• [WHAT TO PRODUCE]: Scan the records that follow, and whenever a line has the word "caption", copy it.
++++ DATA SECTION
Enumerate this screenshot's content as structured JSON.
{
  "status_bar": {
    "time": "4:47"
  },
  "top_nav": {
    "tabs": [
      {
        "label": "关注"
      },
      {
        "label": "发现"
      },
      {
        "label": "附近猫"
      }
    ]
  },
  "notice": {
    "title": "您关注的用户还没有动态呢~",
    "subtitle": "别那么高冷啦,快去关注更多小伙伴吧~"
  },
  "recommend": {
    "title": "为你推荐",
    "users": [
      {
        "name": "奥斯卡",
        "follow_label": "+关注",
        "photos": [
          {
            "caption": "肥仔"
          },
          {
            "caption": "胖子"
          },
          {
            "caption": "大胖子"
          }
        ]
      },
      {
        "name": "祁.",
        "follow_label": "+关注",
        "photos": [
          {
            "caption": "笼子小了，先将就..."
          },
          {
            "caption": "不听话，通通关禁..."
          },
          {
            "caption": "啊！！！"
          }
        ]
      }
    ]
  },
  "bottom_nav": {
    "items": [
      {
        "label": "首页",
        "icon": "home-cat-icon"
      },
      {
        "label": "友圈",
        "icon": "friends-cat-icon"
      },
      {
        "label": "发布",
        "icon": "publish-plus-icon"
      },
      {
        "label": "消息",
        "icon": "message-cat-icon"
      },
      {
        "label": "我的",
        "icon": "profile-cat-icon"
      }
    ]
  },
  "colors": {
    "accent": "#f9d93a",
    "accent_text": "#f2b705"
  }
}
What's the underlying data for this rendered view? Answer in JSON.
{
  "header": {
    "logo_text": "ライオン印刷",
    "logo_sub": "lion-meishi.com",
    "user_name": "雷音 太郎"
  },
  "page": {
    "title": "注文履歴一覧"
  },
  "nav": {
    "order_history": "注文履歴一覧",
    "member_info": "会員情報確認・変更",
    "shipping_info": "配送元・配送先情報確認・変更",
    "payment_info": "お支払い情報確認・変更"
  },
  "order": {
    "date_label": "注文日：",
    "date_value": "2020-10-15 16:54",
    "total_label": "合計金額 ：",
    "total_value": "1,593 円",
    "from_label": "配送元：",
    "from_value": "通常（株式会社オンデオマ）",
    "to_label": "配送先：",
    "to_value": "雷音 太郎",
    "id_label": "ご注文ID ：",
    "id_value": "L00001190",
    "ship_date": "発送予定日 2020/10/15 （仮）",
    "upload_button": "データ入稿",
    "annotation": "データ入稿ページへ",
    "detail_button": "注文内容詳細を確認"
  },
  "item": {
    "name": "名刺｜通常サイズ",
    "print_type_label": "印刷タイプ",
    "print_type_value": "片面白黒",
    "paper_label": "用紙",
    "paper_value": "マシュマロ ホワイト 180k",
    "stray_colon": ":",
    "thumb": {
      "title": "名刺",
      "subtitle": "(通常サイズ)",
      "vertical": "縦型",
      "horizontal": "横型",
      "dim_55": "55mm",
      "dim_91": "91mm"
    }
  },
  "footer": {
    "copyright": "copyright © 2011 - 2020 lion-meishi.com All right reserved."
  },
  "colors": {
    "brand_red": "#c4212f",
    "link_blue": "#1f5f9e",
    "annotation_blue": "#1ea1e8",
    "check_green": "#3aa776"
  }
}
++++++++
• [ANSWER FOR THE TASK]:
            "caption": "肥仔"
            "caption": "胖子"
            "caption": "大胖子"
            "caption": "笼子小了，先将就..."
            "caption": "不听话，通通关禁..."
            "caption": "啊！！！"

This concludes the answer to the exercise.